The American Indian Education Program for the Saint Paul Public Schools (SPPS) has three Native students that are in the top 10% of academic achievement at their high schools.
The students who made the honor roll are: Virginia Godfrey, from Como Senior High School (ranked number 15 out of 373 students); Brook LaFloe, a Johnson High Senior (ranked 13 out of 359 students); and Kyle Reiter, a senior at Harding High School (ranked 3 out of 541 students). The students will all be graduating this year and have plans for post-secondary education. LaFloe (Turtle Mountain Ojibwe) has just been awarded a Gates Scholarship, and Reiter (Michigan Ojibwe) has recieved the Horatio Alger scholarship.
"I spend more than two hours a day doing homework, studying for tests, etc. It starts out where you're taking easy classes in your freshman and sophomore years, but now I'm taking classes like physics and calculus. I like to challenge myself and develop time-management. You've got to have a schedule to have success! " Godfrey (Potawatomi) said.
Cindy Johnson (Red Lake Ojibwe), an Academic Monitor for the Indian Education Program, is proud that students in the Indian Education program are achieving academically. Johnson grew up in St. Paul. A self-described "first-generation urban Indian", both her parents were fluent Ojibwe speakers.
And Johnson knows the students personally; she's friends with the mother of Godfrey and has known LaFloe since she was four years old.
When LaFloe was asked why she worked so hard on academics, she said, "Academics are extremely important. Academic achievement is something you have to work towards; it takes a lot of time and a lot of effort, but it also pays off in the end. Going to college helps you meet people who will help you throughout your life, so it's definitely something to work towards."

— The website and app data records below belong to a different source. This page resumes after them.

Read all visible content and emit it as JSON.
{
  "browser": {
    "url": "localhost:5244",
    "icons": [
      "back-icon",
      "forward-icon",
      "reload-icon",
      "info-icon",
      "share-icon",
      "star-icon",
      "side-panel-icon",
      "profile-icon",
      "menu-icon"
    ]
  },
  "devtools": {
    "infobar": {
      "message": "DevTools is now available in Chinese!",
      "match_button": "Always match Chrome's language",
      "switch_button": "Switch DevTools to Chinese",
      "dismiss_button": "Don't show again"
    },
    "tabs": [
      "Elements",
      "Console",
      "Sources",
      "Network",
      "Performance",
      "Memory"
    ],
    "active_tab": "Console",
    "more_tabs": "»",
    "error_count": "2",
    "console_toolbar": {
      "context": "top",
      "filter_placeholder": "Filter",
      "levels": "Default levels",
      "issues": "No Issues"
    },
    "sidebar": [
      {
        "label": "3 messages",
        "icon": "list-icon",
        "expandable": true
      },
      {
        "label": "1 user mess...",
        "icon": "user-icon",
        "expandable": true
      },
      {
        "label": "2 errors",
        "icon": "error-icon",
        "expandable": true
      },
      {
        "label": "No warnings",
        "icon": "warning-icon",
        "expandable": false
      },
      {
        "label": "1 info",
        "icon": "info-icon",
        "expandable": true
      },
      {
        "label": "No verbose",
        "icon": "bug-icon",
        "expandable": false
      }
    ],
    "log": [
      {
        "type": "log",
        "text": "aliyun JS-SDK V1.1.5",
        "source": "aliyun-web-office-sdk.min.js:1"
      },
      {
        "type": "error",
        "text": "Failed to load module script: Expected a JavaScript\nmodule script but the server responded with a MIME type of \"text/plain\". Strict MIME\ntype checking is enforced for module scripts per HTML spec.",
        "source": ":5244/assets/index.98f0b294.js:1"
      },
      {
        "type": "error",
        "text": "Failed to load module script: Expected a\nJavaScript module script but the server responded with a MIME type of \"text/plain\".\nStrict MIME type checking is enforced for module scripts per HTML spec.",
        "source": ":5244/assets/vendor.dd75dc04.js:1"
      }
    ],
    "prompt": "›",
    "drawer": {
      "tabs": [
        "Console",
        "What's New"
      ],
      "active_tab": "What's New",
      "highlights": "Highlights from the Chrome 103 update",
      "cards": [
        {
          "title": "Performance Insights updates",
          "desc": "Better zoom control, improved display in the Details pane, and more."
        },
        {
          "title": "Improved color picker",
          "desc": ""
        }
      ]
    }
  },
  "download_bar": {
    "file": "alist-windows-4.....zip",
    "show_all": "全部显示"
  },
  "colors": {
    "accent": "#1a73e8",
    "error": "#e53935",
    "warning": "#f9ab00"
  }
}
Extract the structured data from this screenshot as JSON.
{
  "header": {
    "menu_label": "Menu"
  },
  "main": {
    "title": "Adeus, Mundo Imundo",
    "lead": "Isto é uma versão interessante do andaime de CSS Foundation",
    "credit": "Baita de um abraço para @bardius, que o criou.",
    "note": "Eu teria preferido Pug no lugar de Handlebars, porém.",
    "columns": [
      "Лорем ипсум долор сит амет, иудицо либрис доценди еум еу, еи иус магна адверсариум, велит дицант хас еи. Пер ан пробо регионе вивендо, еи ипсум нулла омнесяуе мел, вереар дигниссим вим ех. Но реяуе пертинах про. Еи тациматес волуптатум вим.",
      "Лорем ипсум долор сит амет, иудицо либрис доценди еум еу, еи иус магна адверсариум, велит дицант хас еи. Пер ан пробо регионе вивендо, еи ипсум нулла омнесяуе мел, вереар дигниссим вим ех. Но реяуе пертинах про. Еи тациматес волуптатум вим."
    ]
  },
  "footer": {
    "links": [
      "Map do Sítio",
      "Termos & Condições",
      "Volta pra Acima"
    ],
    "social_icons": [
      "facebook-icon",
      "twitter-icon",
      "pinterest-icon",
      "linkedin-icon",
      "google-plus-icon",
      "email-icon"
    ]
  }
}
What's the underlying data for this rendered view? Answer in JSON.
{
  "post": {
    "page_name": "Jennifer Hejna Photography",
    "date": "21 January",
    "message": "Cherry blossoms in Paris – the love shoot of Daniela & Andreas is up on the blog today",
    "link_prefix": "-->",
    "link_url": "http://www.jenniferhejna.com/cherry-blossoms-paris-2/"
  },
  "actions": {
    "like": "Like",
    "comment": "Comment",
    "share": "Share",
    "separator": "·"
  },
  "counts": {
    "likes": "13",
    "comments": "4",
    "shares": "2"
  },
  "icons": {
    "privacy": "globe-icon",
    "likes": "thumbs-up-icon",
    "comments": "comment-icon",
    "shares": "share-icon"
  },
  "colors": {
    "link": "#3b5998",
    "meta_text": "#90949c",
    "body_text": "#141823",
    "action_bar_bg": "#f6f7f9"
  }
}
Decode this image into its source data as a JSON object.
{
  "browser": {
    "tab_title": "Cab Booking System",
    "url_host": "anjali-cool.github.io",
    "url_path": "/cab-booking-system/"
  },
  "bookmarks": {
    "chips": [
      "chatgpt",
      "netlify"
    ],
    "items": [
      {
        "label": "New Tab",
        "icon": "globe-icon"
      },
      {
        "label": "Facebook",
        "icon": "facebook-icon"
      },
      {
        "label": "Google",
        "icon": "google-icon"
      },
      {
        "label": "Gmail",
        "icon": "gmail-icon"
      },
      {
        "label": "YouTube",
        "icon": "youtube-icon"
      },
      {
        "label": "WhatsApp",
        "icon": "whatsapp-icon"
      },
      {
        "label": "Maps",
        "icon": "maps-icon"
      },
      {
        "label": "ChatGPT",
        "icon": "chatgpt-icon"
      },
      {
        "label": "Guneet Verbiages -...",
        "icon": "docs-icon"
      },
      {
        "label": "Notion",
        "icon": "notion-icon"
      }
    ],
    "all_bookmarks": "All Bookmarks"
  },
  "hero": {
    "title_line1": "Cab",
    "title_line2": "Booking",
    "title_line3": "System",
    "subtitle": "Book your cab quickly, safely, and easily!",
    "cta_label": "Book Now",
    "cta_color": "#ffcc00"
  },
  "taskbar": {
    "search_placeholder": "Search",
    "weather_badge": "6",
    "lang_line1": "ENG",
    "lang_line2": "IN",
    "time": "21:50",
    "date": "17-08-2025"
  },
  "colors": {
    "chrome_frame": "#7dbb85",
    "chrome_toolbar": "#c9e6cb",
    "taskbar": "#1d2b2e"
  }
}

"The American Indian Education Programs are everywhere in districts that have over ten American Indian students. Indian Education programs are nationwide; since 1973 we have been helping students achieve academically. Sometimes there are Indian Education programs in schools and Native students are simply not aware of their existence. Sometimes its teachers don't know the students are Native, sometimes its school administrations don't know what we do for students," Johnson said.
Johnson knows the hardships Native American youth may experience trying to graduate from high school. One story in particular comes from Reiter, who in 2006 was involved in a car crash that took the life of his father and mentor Patrick Reiter. Now, in 2011, he is in the top 99th percentile for academic performance in the SPPS system. Johnson says his example can help to inspire other Native students.
"I think academic success is really important. It's not just putting another notch on your belt, it's about being accepted into college. When I would do homework or extra hour studying, I would always be thinking about higher education. My family may not be able to provide help financially when it comes to going to college, so I think it is my responsibility to do what I can to ensure I can go to college," Reiter said.
The American Indian Education Program's mission is to assist Native American students in graduating from high school with a quality education and a positive cultural/personal identity. The program is supervised via the Office of Professional Development in St. Paul Public Schools.
On June 23, 1972 the Indian Education Act was adopted by Congress in response to a growing need for educational reform for Native American students. Among other measures, the law affords funding to support programs designed specifically to help Native students excel in their schools.
"Our main grant is a Title 7 grant issued by the federal government. There is an obligation to educate Native Youth, and during the 60s and 70s, with the problems in boarding schools, it became apparent that the federal government wasn't doing its job well," Johnson said.
The main source of funding is the Title 7 grant, which is federally funded. There is also the Johnson-O'Malley grant, which are supplemental funds. State grants play a role as well, though these grants are aimed specifically at getting Native students into post-secondary education.
Academic tutoring is also available for Native students in the Twin Cities. The program hires college students to tutor Native youth. Christina Fairbanks, a Gates recipient, is an academic tutor for the American Indian Education Program.
"She's been there. She's been in the Advance Placement/International Baccalaureate programs, she knows the teachers [in the school district]. She works with the students as well as the faculty of the schools they attend," Johnson said.
The American Indian Education Program currently has three tutors, and will be hiring another for next year. Johnson rigorously sets standards of success in her tutors, so that their students will excel in school.
"Our tutors use laptops. They can't be going around schools, looking for workstations. Our tutoring program is all online," Johnson said.
In addition to tutoring, there are other programs designed to educate parents on how they can help their children achieve academic success.
"We're a well-rounded program," Johnson said. "We try to involve the families of students from an early age. Our Early Childhood Family Education program will get together with the families, greet each other, have dinner, sing songs, then split the parents and the children into age-appropriate groups to do activities such as finger painting, pictures, etc. There are just so many programs that we do, we're really trying to build these values of academic success into the community."
For more information about the SPPS American Indian Education Program, see their website at: www.indianeducation.spps.org.